Exercise directions: Could you work out the number of lines in the listing that include the word "payee" and reply with that figure alone?

[Source records — start]

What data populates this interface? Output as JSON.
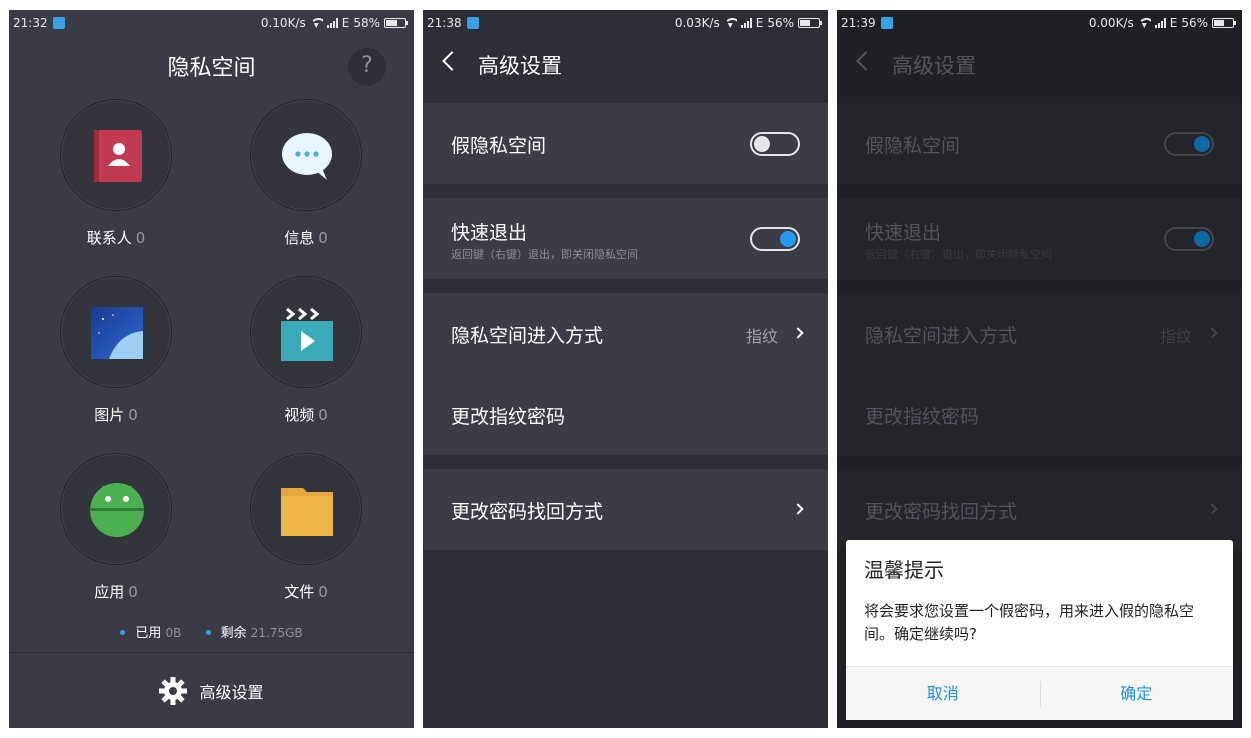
{
  "colors": {
    "accent": "#1e9bf0",
    "panel_bg": "#3a3b44"
  },
  "screen1": {
    "status": {
      "time": "21:32",
      "speed": "0.10K/s",
      "network": "E",
      "battery": "58%",
      "battery_level": 0.58
    },
    "title": "隐私空间",
    "help": "?",
    "tiles": [
      {
        "label": "联系人",
        "count": "0",
        "icon": "contacts-icon"
      },
      {
        "label": "信息",
        "count": "0",
        "icon": "messages-icon"
      },
      {
        "label": "图片",
        "count": "0",
        "icon": "gallery-icon"
      },
      {
        "label": "视频",
        "count": "0",
        "icon": "video-icon"
      },
      {
        "label": "应用",
        "count": "0",
        "icon": "android-icon"
      },
      {
        "label": "文件",
        "count": "0",
        "icon": "folder-icon"
      }
    ],
    "storage": {
      "used_label": "已用",
      "used_value": "0B",
      "free_label": "剩余",
      "free_value": "21.75GB"
    },
    "footer": {
      "label": "高级设置",
      "icon": "gear-icon"
    }
  },
  "screen2": {
    "status": {
      "time": "21:38",
      "speed": "0.03K/s",
      "network": "E",
      "battery": "56%",
      "battery_level": 0.56
    },
    "title": "高级设置",
    "fake_space": {
      "label": "假隐私空间",
      "enabled": false
    },
    "quick_exit": {
      "label": "快速退出",
      "sub": "返回键（右键）退出，即关闭隐私空间",
      "enabled": true
    },
    "entry_method": {
      "label": "隐私空间进入方式",
      "value": "指纹"
    },
    "change_fp": {
      "label": "更改指纹密码"
    },
    "recovery": {
      "label": "更改密码找回方式"
    }
  },
  "screen3": {
    "status": {
      "time": "21:39",
      "speed": "0.00K/s",
      "network": "E",
      "battery": "56%",
      "battery_level": 0.56
    },
    "title": "高级设置",
    "fake_space": {
      "label": "假隐私空间",
      "enabled": true
    },
    "quick_exit": {
      "label": "快速退出",
      "sub": "返回键（右键）退出，即关闭隐私空间",
      "enabled": true
    },
    "entry_method": {
      "label": "隐私空间进入方式",
      "value": "指纹"
    },
    "change_fp": {
      "label": "更改指纹密码"
    },
    "recovery": {
      "label": "更改密码找回方式"
    },
    "dialog": {
      "title": "温馨提示",
      "body": "将会要求您设置一个假密码，用来进入假的隐私空间。确定继续吗?",
      "cancel": "取消",
      "confirm": "确定"
    }
  }
}
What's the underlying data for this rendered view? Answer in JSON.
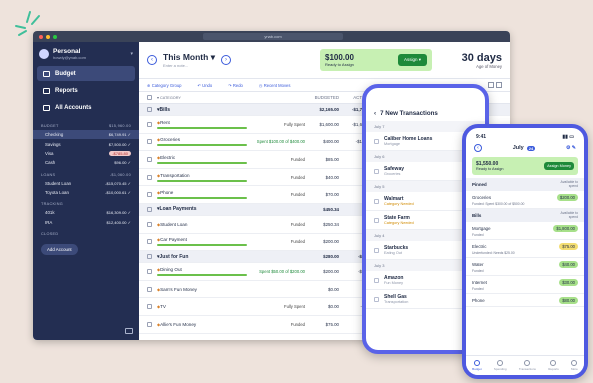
{
  "colors": {
    "background": "#eee3dc",
    "sidebar": "#232e52",
    "accent": "#3b5bdb",
    "phone_frame": "#5a63e8",
    "funded": "#a7e08a",
    "ready_to_assign": "#c7f0b3"
  },
  "browser": {
    "url": "ynab.com"
  },
  "sidebar": {
    "budget_name": "Personal",
    "email": "howdy@ynab.com",
    "nav": [
      {
        "label": "Budget",
        "icon": "budget-icon"
      },
      {
        "label": "Reports",
        "icon": "reports-icon"
      },
      {
        "label": "All Accounts",
        "icon": "accounts-icon"
      }
    ],
    "groups": [
      {
        "label": "BUDGET",
        "total": "$15,960.00",
        "accounts": [
          {
            "name": "Checking",
            "balance": "$6,749.91 ✓"
          },
          {
            "name": "Savings",
            "balance": "$7,500.00 ✓"
          },
          {
            "name": "Visa",
            "balance": "-$785.80"
          },
          {
            "name": "Cash",
            "balance": "$96.00 ✓"
          }
        ]
      },
      {
        "label": "LOANS",
        "total": "-$1,060.00",
        "accounts": [
          {
            "name": "Student Loan",
            "balance": "-$15,070.45 ✓"
          },
          {
            "name": "Toyota Loan",
            "balance": "-$10,000.61 ✓"
          }
        ]
      },
      {
        "label": "TRACKING",
        "total": "",
        "accounts": [
          {
            "name": "401k",
            "balance": "$16,309.00 ✓"
          },
          {
            "name": "IRA",
            "balance": "$12,400.00 ✓"
          }
        ]
      },
      {
        "label": "CLOSED",
        "total": "",
        "accounts": []
      }
    ],
    "add_account": "Add Account"
  },
  "header": {
    "month": "This Month",
    "note": "Enter a note...",
    "rta_amount": "$100.00",
    "rta_label": "Ready to Assign",
    "assign_button": "Assign",
    "aom_value": "30 days",
    "aom_label": "Age of Money"
  },
  "toolbar": {
    "category_group": "Category Group",
    "undo": "Undo",
    "redo": "Redo",
    "recent": "Recent Moves"
  },
  "columns": {
    "category": "CATEGORY",
    "budgeted": "BUDGETED",
    "activity": "ACTIVITY",
    "available": "AVAILABLE"
  },
  "rows": [
    {
      "type": "group",
      "name": "Bills",
      "budgeted": "$2,165.00",
      "activity": "-$1,700.00",
      "available": "$555.00"
    },
    {
      "type": "cat",
      "name": "Rent",
      "status": "Fully Spent",
      "budgeted": "$1,600.00",
      "activity": "-$1,600.00",
      "available": "$0.00",
      "pill": "gray",
      "bar": "green"
    },
    {
      "type": "cat",
      "name": "Groceries",
      "status": "Spent $100.00 of $400.00",
      "budgeted": "$400.00",
      "activity": "-$100.00",
      "available": "$300.00",
      "pill": "green",
      "bar": "green"
    },
    {
      "type": "cat",
      "name": "Electric",
      "status": "Funded",
      "budgeted": "$85.00",
      "activity": "$0.00",
      "available": "$85.00",
      "pill": "green",
      "bar": "green"
    },
    {
      "type": "cat",
      "name": "Transportation",
      "status": "Funded",
      "budgeted": "$40.00",
      "activity": "$0.00",
      "available": "$100.00",
      "pill": "green",
      "bar": "green"
    },
    {
      "type": "cat",
      "name": "Phone",
      "status": "Funded",
      "budgeted": "$70.00",
      "activity": "$0.00",
      "available": "$70.00",
      "pill": "green",
      "bar": "green"
    },
    {
      "type": "group",
      "name": "Loan Payments",
      "budgeted": "$450.34",
      "activity": "$0.00",
      "available": "$450.34"
    },
    {
      "type": "cat",
      "name": "Student Loan",
      "status": "Funded",
      "budgeted": "$250.34",
      "activity": "$0.00",
      "available": "$250.34",
      "pill": "green",
      "bar": ""
    },
    {
      "type": "cat",
      "name": "Car Payment",
      "status": "Funded",
      "budgeted": "$200.00",
      "activity": "$0.00",
      "available": "$200.00",
      "pill": "green",
      "bar": "green"
    },
    {
      "type": "group",
      "name": "Just for Fun",
      "budgeted": "$280.00",
      "activity": "-$50.00",
      "available": "$517.00"
    },
    {
      "type": "cat",
      "name": "Dining Out",
      "status": "Spent $50.00 of $200.00",
      "budgeted": "$200.00",
      "activity": "-$50.00",
      "available": "$150.00",
      "pill": "green",
      "bar": "green"
    },
    {
      "type": "cat",
      "name": "Sam's Fun Money",
      "status": "",
      "budgeted": "$0.00",
      "activity": "$0.00",
      "available": "$75.00",
      "pill": "green",
      "bar": ""
    },
    {
      "type": "cat",
      "name": "TV",
      "status": "Fully Spent",
      "budgeted": "$0.00",
      "activity": "-$5.00",
      "available": "$0.00",
      "pill": "gray",
      "bar": ""
    },
    {
      "type": "cat",
      "name": "Allie's Fun Money",
      "status": "Funded",
      "budgeted": "$75.00",
      "activity": "$0.00",
      "available": "$75.00",
      "pill": "green",
      "bar": ""
    }
  ],
  "phone1": {
    "title": "7 New Transactions",
    "entries": [
      {
        "date": "July 7"
      },
      {
        "payee": "Caliber Home Loans",
        "category": "Mortgage",
        "warn": false
      },
      {
        "date": "July 6"
      },
      {
        "payee": "Safeway",
        "category": "Groceries",
        "warn": false
      },
      {
        "date": "July 5"
      },
      {
        "payee": "Walmart",
        "category": "Category Needed",
        "warn": true
      },
      {
        "payee": "State Farm",
        "category": "Category Needed",
        "warn": true
      },
      {
        "date": "July 4"
      },
      {
        "payee": "Starbucks",
        "category": "Eating Out",
        "warn": false
      },
      {
        "date": "July 3"
      },
      {
        "payee": "Amazon",
        "category": "Fun Money",
        "warn": false
      },
      {
        "payee": "Shell Gas",
        "category": "Transportation",
        "warn": false
      }
    ]
  },
  "phone2": {
    "time": "9:41",
    "month": "July",
    "year_badge": "24",
    "rta_amount": "$1,550.00",
    "rta_label": "Ready to Assign",
    "assign_button": "Assign Money",
    "groups": [
      {
        "name": "Pinned",
        "col": "Available to spend",
        "cats": [
          {
            "name": "Groceries",
            "available": "$200.00",
            "sub": "Funded: Spent $300.00 of $500.00",
            "pill": "green"
          }
        ]
      },
      {
        "name": "Bills",
        "col": "Available to spend",
        "cats": [
          {
            "name": "Mortgage",
            "available": "$1,800.00",
            "sub": "Funded",
            "pill": "green"
          },
          {
            "name": "Electric",
            "available": "$75.00",
            "sub": "Underfunded: Needs $25.00",
            "pill": "yellow"
          },
          {
            "name": "Water",
            "available": "$40.00",
            "sub": "Funded",
            "pill": "green"
          },
          {
            "name": "Internet",
            "available": "$30.00",
            "sub": "Funded",
            "pill": "green"
          },
          {
            "name": "Phone",
            "available": "$80.00",
            "sub": "",
            "pill": "green"
          }
        ]
      }
    ],
    "tabs": [
      "Budget",
      "Spending",
      "Transactions",
      "Reports",
      "More"
    ]
  }
}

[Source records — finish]

Answer to the exercise: 7